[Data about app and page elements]
^^^^^^^^^^^^^^^^

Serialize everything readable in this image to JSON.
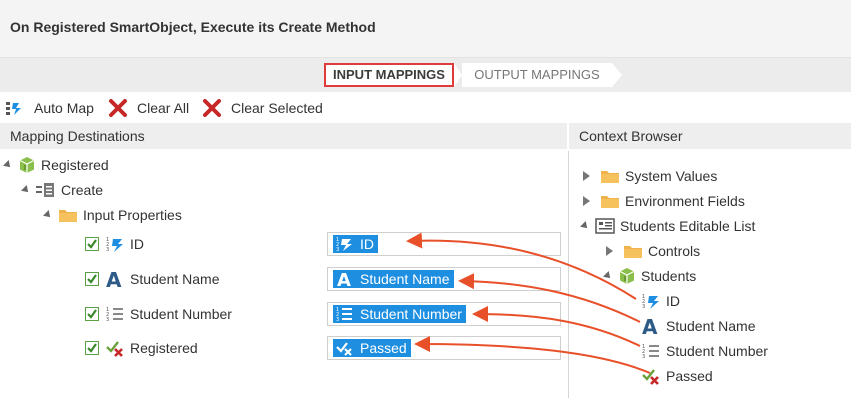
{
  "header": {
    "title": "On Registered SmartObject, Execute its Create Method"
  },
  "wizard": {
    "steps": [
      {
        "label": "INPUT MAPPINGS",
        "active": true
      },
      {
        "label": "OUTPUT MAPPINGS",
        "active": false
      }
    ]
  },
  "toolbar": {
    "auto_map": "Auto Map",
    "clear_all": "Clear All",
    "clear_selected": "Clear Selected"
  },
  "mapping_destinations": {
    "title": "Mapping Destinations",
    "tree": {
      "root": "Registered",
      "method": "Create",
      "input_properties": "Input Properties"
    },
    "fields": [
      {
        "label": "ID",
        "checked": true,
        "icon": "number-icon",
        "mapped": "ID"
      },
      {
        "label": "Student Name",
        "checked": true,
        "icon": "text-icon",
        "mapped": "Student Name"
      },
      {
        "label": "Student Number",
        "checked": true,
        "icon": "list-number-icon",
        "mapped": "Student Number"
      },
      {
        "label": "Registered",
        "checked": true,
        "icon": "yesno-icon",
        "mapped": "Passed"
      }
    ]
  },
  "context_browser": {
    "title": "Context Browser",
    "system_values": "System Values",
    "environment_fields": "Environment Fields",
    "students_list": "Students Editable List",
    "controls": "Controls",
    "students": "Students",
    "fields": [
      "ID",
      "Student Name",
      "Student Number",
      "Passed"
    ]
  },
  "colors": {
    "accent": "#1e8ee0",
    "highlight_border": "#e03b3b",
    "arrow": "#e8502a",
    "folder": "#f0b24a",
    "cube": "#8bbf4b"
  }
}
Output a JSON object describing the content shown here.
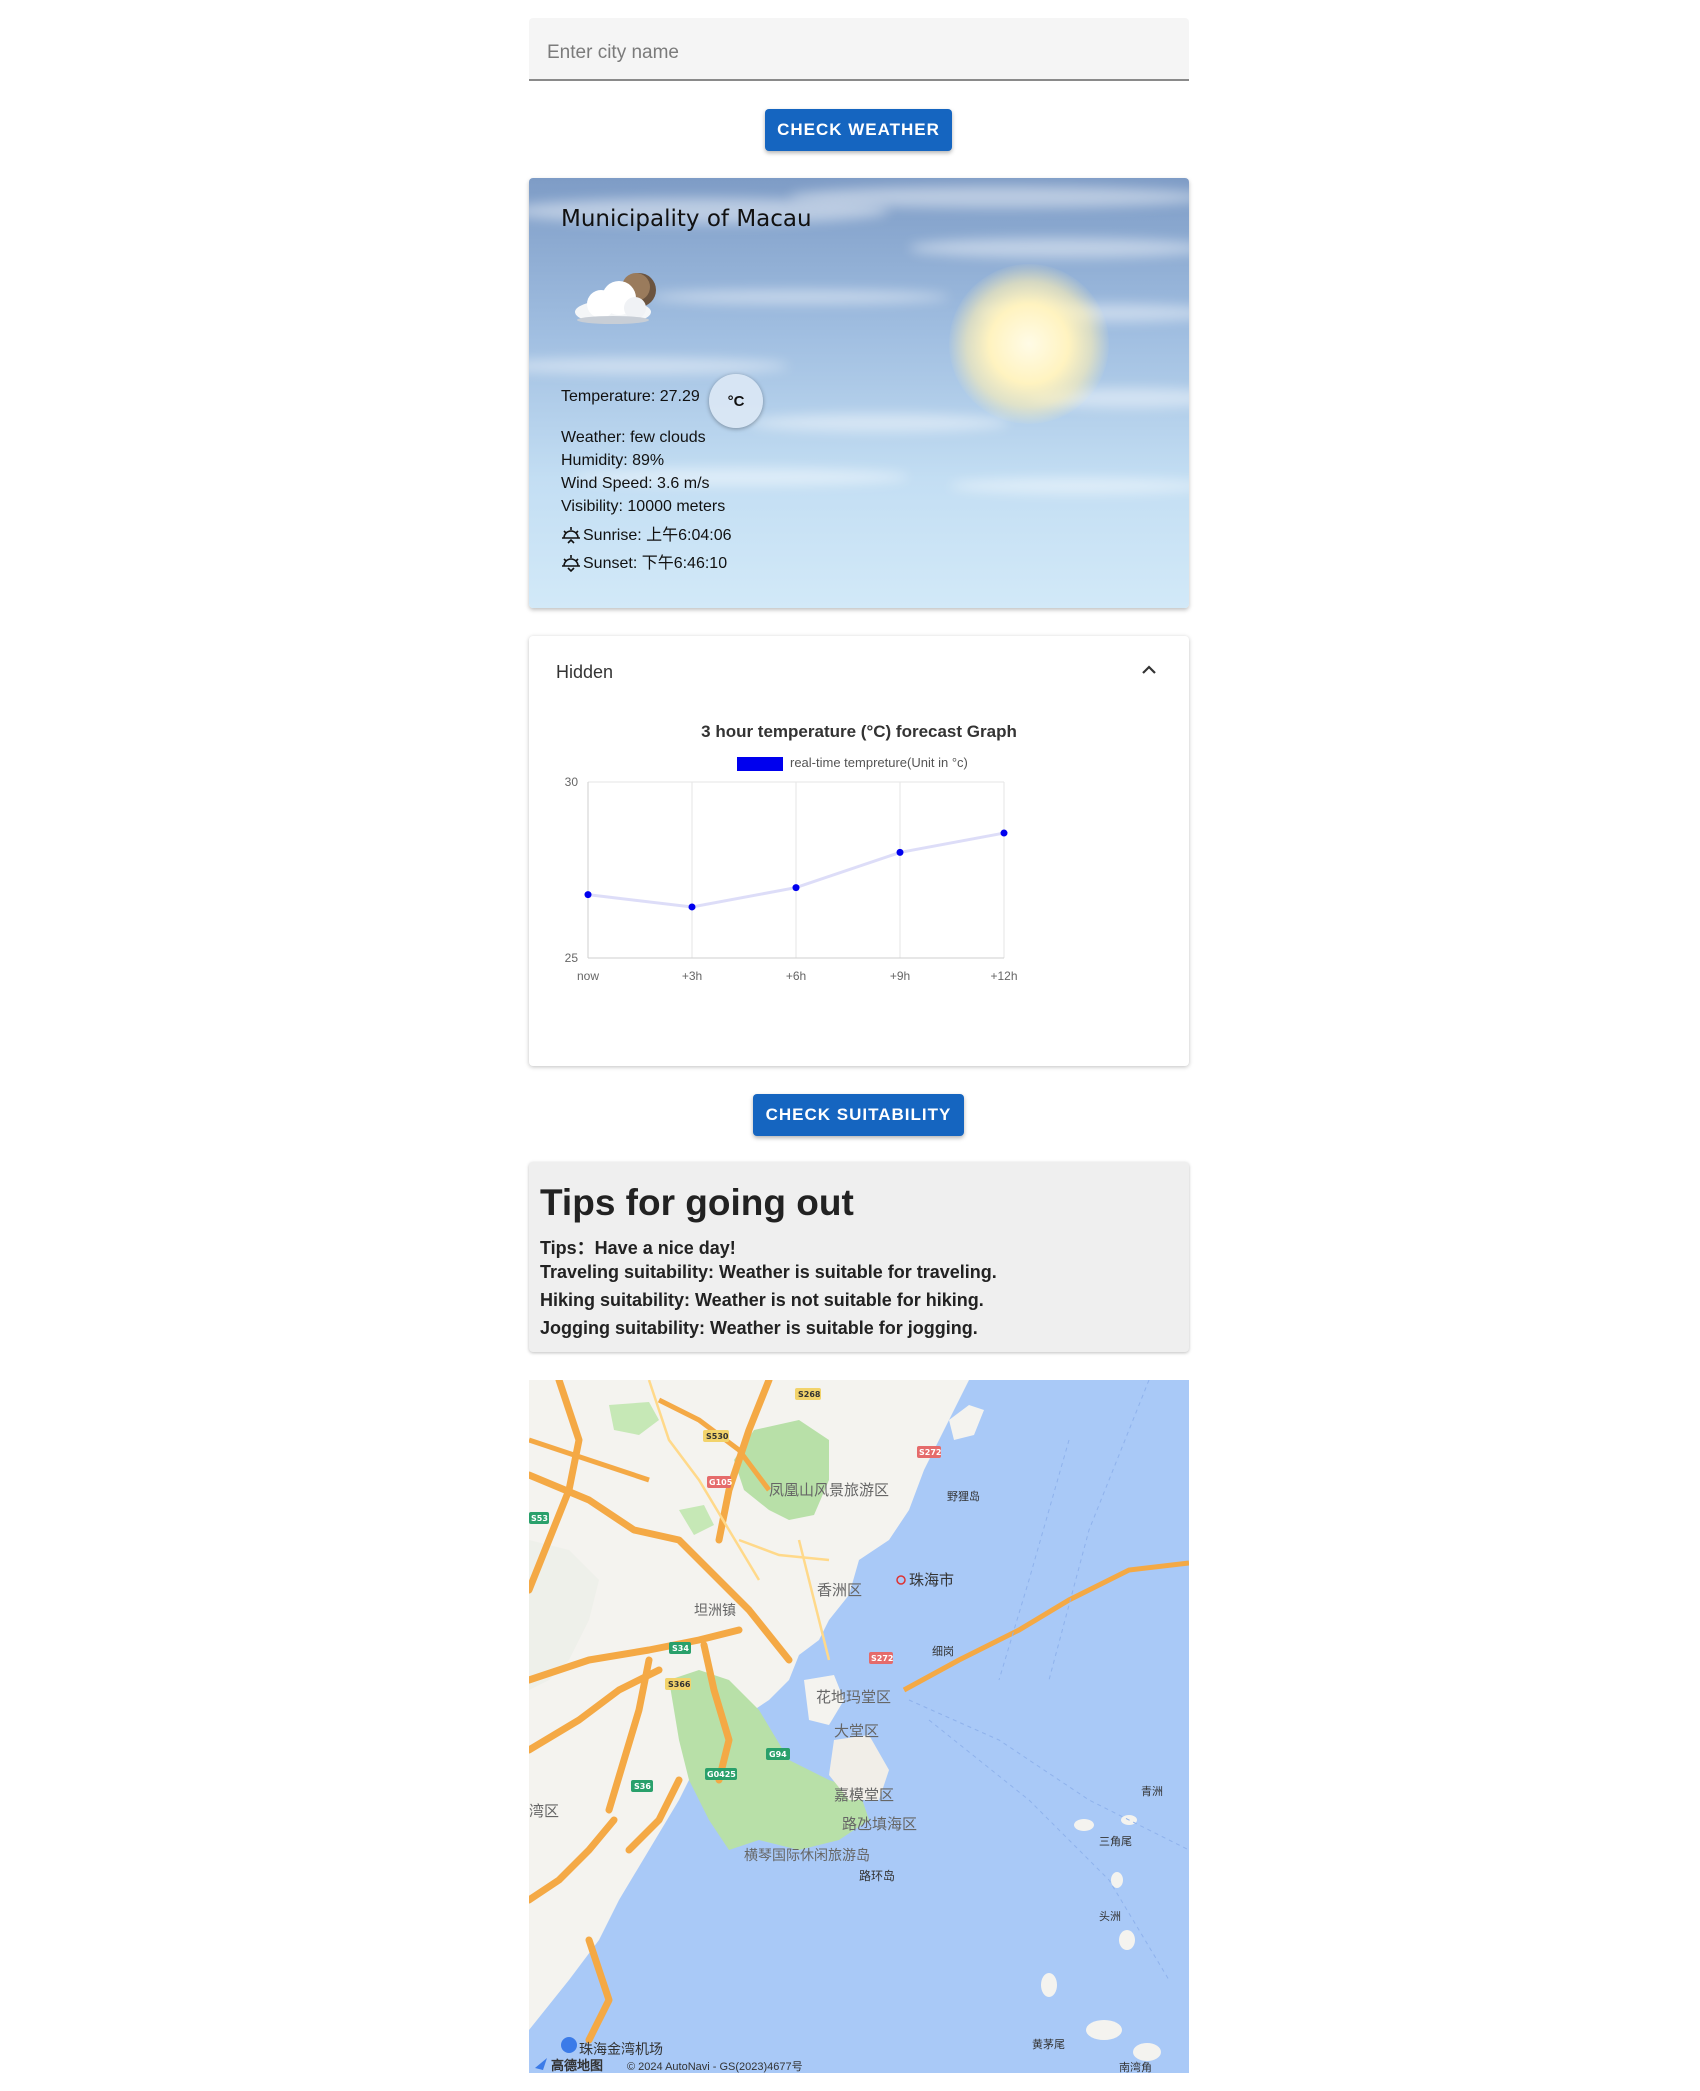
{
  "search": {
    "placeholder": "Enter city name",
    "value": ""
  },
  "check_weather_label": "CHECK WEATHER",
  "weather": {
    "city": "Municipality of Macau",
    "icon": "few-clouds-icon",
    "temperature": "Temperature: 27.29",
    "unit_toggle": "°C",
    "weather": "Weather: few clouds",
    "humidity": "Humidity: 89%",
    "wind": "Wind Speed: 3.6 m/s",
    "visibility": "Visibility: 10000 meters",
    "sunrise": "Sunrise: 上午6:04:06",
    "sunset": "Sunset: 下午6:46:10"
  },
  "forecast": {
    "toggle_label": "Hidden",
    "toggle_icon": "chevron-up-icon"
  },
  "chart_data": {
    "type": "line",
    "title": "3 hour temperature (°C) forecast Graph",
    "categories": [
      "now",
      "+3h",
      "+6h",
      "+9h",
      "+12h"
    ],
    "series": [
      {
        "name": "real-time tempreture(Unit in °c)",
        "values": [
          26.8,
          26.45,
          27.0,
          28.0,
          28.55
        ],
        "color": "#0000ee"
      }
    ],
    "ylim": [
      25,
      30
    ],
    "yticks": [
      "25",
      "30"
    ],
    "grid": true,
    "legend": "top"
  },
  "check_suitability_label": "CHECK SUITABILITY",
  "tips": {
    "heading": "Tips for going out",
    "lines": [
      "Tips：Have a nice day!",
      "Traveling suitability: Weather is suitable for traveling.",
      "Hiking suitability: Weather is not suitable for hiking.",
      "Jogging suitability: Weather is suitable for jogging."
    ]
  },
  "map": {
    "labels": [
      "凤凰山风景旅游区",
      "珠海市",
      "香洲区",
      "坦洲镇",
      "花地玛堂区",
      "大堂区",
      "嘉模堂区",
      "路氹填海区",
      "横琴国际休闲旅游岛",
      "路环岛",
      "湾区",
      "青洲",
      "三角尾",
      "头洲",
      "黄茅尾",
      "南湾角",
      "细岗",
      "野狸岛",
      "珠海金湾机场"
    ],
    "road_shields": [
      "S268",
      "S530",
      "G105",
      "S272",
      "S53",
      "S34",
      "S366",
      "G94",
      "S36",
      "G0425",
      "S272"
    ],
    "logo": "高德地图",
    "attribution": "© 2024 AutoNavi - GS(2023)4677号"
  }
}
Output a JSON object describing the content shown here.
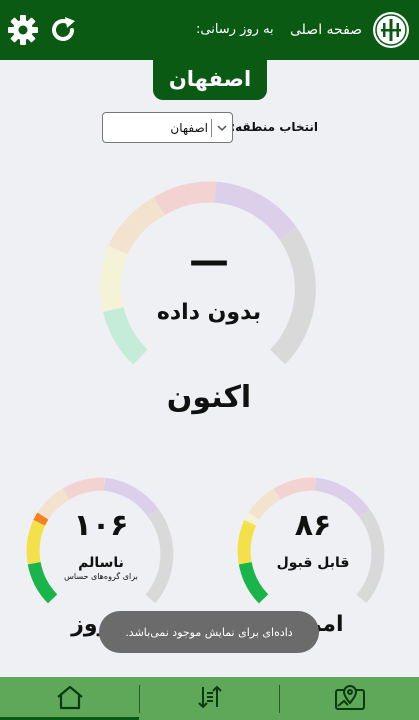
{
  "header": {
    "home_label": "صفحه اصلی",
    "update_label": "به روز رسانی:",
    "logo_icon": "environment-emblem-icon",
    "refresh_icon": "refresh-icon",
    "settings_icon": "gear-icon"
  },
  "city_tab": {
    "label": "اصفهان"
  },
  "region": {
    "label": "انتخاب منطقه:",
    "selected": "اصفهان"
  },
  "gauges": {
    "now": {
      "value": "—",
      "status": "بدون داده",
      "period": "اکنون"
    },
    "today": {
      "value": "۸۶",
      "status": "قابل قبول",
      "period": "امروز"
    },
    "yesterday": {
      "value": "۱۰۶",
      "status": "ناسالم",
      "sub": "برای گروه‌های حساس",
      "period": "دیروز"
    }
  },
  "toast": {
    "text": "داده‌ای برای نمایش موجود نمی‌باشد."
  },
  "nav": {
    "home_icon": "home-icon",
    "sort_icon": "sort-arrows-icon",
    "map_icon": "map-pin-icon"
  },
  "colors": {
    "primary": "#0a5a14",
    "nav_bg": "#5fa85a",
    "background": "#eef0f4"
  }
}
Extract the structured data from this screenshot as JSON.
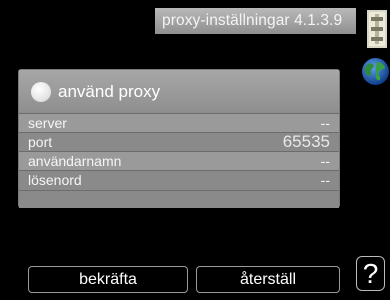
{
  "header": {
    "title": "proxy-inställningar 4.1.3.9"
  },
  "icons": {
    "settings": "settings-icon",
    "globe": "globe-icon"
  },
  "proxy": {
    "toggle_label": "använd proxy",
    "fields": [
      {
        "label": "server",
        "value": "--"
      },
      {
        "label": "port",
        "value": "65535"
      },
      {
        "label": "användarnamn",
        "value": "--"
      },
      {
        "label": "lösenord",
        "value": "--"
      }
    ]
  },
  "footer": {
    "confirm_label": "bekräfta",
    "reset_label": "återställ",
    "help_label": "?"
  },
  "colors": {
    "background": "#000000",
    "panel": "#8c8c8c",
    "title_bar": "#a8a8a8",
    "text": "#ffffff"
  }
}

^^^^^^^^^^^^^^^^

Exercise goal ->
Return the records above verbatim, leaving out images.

Answer to the problem ->
Serialize everything readable in this image to JSON.
{
  "header": {
    "title": "On Registered SmartObject, Execute its Create Method"
  },
  "wizard": {
    "steps": [
      {
        "label": "INPUT MAPPINGS",
        "active": true
      },
      {
        "label": "OUTPUT MAPPINGS",
        "active": false
      }
    ]
  },
  "toolbar": {
    "auto_map": "Auto Map",
    "clear_all": "Clear All",
    "clear_selected": "Clear Selected"
  },
  "mapping_destinations": {
    "title": "Mapping Destinations",
    "tree": {
      "root": "Registered",
      "method": "Create",
      "input_properties": "Input Properties"
    },
    "fields": [
      {
        "label": "ID",
        "checked": true,
        "icon": "number-icon",
        "mapped": "ID"
      },
      {
        "label": "Student Name",
        "checked": true,
        "icon": "text-icon",
        "mapped": "Student Name"
      },
      {
        "label": "Student Number",
        "checked": true,
        "icon": "list-number-icon",
        "mapped": "Student Number"
      },
      {
        "label": "Registered",
        "checked": true,
        "icon": "yesno-icon",
        "mapped": "Passed"
      }
    ]
  },
  "context_browser": {
    "title": "Context Browser",
    "system_values": "System Values",
    "environment_fields": "Environment Fields",
    "students_list": "Students Editable List",
    "controls": "Controls",
    "students": "Students",
    "fields": [
      "ID",
      "Student Name",
      "Student Number",
      "Passed"
    ]
  },
  "colors": {
    "accent": "#1e8ee0",
    "highlight_border": "#e03b3b",
    "arrow": "#e8502a",
    "folder": "#f0b24a",
    "cube": "#8bbf4b"
  }
}
Output a JSON object describing the content shown here.
{
  "search": {
    "placeholder": "Enter city name",
    "value": ""
  },
  "check_weather_label": "CHECK WEATHER",
  "weather": {
    "city": "Municipality of Macau",
    "icon": "few-clouds-icon",
    "temperature": "Temperature: 27.29",
    "unit_toggle": "°C",
    "weather": "Weather: few clouds",
    "humidity": "Humidity: 89%",
    "wind": "Wind Speed: 3.6 m/s",
    "visibility": "Visibility: 10000 meters",
    "sunrise": "Sunrise: 上午6:04:06",
    "sunset": "Sunset: 下午6:46:10"
  },
  "forecast": {
    "toggle_label": "Hidden",
    "toggle_icon": "chevron-up-icon"
  },
  "chart_data": {
    "type": "line",
    "title": "3 hour temperature (°C) forecast Graph",
    "categories": [
      "now",
      "+3h",
      "+6h",
      "+9h",
      "+12h"
    ],
    "series": [
      {
        "name": "real-time tempreture(Unit in °c)",
        "values": [
          26.8,
          26.45,
          27.0,
          28.0,
          28.55
        ],
        "color": "#0000ee"
      }
    ],
    "ylim": [
      25,
      30
    ],
    "yticks": [
      "25",
      "30"
    ],
    "grid": true,
    "legend": "top"
  },
  "check_suitability_label": "CHECK SUITABILITY",
  "tips": {
    "heading": "Tips for going out",
    "lines": [
      "Tips：Have a nice day!",
      "Traveling suitability: Weather is suitable for traveling.",
      "Hiking suitability: Weather is not suitable for hiking.",
      "Jogging suitability: Weather is suitable for jogging."
    ]
  },
  "map": {
    "labels": [
      "凤凰山风景旅游区",
      "珠海市",
      "香洲区",
      "坦洲镇",
      "花地玛堂区",
      "大堂区",
      "嘉模堂区",
      "路氹填海区",
      "横琴国际休闲旅游岛",
      "路环岛",
      "湾区",
      "青洲",
      "三角尾",
      "头洲",
      "黄茅尾",
      "南湾角",
      "细岗",
      "野狸岛",
      "珠海金湾机场"
    ],
    "road_shields": [
      "S268",
      "S530",
      "G105",
      "S272",
      "S53",
      "S34",
      "S366",
      "G94",
      "S36",
      "G0425",
      "S272"
    ],
    "logo": "高德地图",
    "attribution": "© 2024 AutoNavi - GS(2023)4677号"
  }
}
Output a JSON object describing the content shown here.
{
  "header": {
    "home_label": "صفحه اصلی",
    "update_label": "به روز رسانی:",
    "logo_icon": "environment-emblem-icon",
    "refresh_icon": "refresh-icon",
    "settings_icon": "gear-icon"
  },
  "city_tab": {
    "label": "اصفهان"
  },
  "region": {
    "label": "انتخاب منطقه:",
    "selected": "اصفهان"
  },
  "gauges": {
    "now": {
      "value": "—",
      "status": "بدون داده",
      "period": "اکنون"
    },
    "today": {
      "value": "۸۶",
      "status": "قابل قبول",
      "period": "امروز"
    },
    "yesterday": {
      "value": "۱۰۶",
      "status": "ناسالم",
      "sub": "برای گروه‌های حساس",
      "period": "دیروز"
    }
  },
  "toast": {
    "text": "داده‌ای برای نمایش موجود نمی‌باشد."
  },
  "nav": {
    "home_icon": "home-icon",
    "sort_icon": "sort-arrows-icon",
    "map_icon": "map-pin-icon"
  },
  "colors": {
    "primary": "#0a5a14",
    "nav_bg": "#5fa85a",
    "background": "#eef0f4"
  }
}
Extract the structured data from this screenshot as JSON.
{
  "header": {
    "title": "proxy-inställningar 4.1.3.9"
  },
  "icons": {
    "settings": "settings-icon",
    "globe": "globe-icon"
  },
  "proxy": {
    "toggle_label": "använd proxy",
    "fields": [
      {
        "label": "server",
        "value": "--"
      },
      {
        "label": "port",
        "value": "65535"
      },
      {
        "label": "användarnamn",
        "value": "--"
      },
      {
        "label": "lösenord",
        "value": "--"
      }
    ]
  },
  "footer": {
    "confirm_label": "bekräfta",
    "reset_label": "återställ",
    "help_label": "?"
  },
  "colors": {
    "background": "#000000",
    "panel": "#8c8c8c",
    "title_bar": "#a8a8a8",
    "text": "#ffffff"
  }
}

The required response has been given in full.